*** Supplied information Section Begins ***

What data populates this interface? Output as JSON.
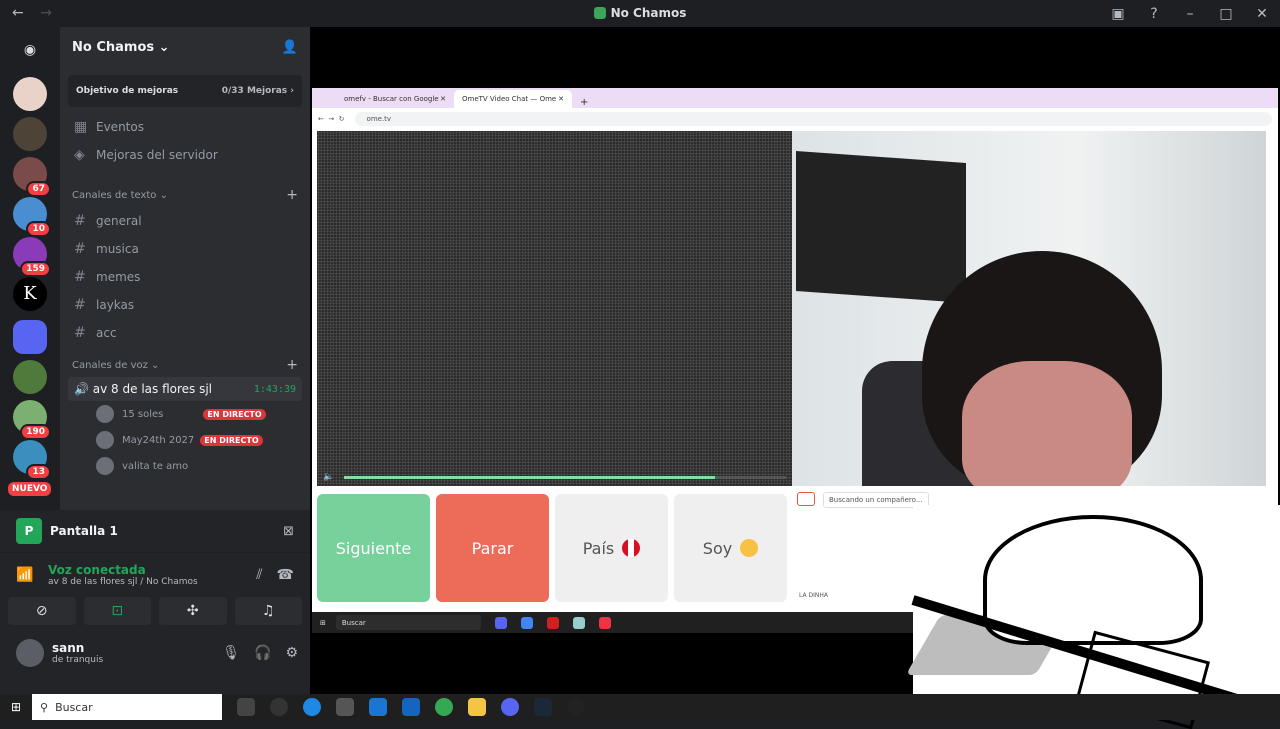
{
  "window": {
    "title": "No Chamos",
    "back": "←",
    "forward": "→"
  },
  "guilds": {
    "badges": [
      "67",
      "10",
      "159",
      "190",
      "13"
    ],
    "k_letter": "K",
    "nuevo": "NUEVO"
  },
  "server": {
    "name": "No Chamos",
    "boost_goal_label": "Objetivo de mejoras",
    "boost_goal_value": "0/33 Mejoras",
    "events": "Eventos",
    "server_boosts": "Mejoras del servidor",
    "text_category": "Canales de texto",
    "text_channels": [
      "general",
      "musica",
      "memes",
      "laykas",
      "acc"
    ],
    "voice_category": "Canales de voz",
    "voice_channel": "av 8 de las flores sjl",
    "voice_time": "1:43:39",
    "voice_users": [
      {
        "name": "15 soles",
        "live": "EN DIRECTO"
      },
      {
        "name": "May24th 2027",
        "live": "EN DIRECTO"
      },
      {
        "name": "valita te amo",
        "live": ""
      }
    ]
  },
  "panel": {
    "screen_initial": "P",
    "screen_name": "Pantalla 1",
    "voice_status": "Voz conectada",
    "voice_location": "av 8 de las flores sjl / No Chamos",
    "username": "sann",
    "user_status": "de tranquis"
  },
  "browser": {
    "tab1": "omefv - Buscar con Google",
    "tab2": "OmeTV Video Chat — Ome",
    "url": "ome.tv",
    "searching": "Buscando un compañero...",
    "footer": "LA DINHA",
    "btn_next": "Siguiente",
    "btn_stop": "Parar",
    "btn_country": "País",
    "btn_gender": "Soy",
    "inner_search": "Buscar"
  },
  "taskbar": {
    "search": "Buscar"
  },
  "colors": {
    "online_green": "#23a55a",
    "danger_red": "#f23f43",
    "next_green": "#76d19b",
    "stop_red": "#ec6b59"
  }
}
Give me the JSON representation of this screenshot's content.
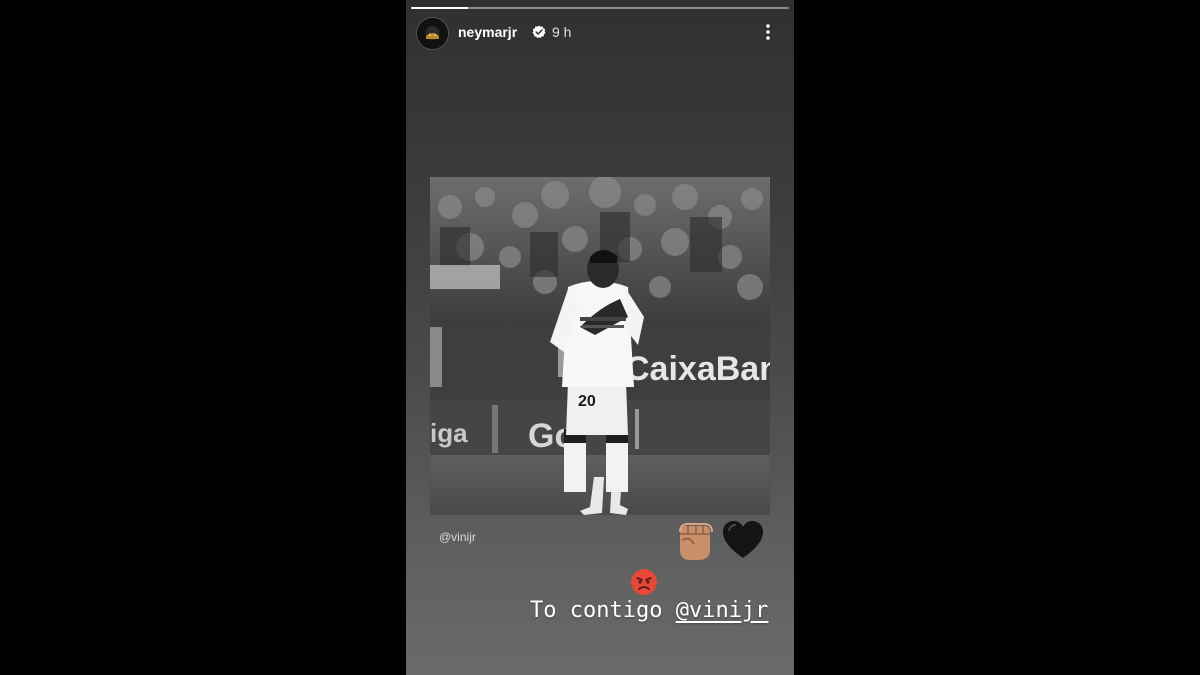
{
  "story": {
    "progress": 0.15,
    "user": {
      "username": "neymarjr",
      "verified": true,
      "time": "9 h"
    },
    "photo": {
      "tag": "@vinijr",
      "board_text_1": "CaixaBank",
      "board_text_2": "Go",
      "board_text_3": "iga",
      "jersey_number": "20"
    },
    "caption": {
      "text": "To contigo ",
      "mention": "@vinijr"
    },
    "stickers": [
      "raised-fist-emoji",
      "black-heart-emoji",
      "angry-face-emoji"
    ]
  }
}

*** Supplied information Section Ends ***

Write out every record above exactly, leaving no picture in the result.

• Answer to the exercise
What data populates this interface? Output as JSON.
{
  "window": {
    "title": "No Chamos",
    "back": "←",
    "forward": "→"
  },
  "guilds": {
    "badges": [
      "67",
      "10",
      "159",
      "190",
      "13"
    ],
    "k_letter": "K",
    "nuevo": "NUEVO"
  },
  "server": {
    "name": "No Chamos",
    "boost_goal_label": "Objetivo de mejoras",
    "boost_goal_value": "0/33 Mejoras",
    "events": "Eventos",
    "server_boosts": "Mejoras del servidor",
    "text_category": "Canales de texto",
    "text_channels": [
      "general",
      "musica",
      "memes",
      "laykas",
      "acc"
    ],
    "voice_category": "Canales de voz",
    "voice_channel": "av 8 de las flores sjl",
    "voice_time": "1:43:39",
    "voice_users": [
      {
        "name": "15 soles",
        "live": "EN DIRECTO"
      },
      {
        "name": "May24th 2027",
        "live": "EN DIRECTO"
      },
      {
        "name": "valita te amo",
        "live": ""
      }
    ]
  },
  "panel": {
    "screen_initial": "P",
    "screen_name": "Pantalla 1",
    "voice_status": "Voz conectada",
    "voice_location": "av 8 de las flores sjl / No Chamos",
    "username": "sann",
    "user_status": "de tranquis"
  },
  "browser": {
    "tab1": "omefv - Buscar con Google",
    "tab2": "OmeTV Video Chat — Ome",
    "url": "ome.tv",
    "searching": "Buscando un compañero...",
    "footer": "LA DINHA",
    "btn_next": "Siguiente",
    "btn_stop": "Parar",
    "btn_country": "País",
    "btn_gender": "Soy",
    "inner_search": "Buscar"
  },
  "taskbar": {
    "search": "Buscar"
  },
  "colors": {
    "online_green": "#23a55a",
    "danger_red": "#f23f43",
    "next_green": "#76d19b",
    "stop_red": "#ec6b59"
  }
}
Give me the JSON representation of this screenshot's content.
{
  "story": {
    "progress": 0.15,
    "user": {
      "username": "neymarjr",
      "verified": true,
      "time": "9 h"
    },
    "photo": {
      "tag": "@vinijr",
      "board_text_1": "CaixaBank",
      "board_text_2": "Go",
      "board_text_3": "iga",
      "jersey_number": "20"
    },
    "caption": {
      "text": "To contigo ",
      "mention": "@vinijr"
    },
    "stickers": [
      "raised-fist-emoji",
      "black-heart-emoji",
      "angry-face-emoji"
    ]
  }
}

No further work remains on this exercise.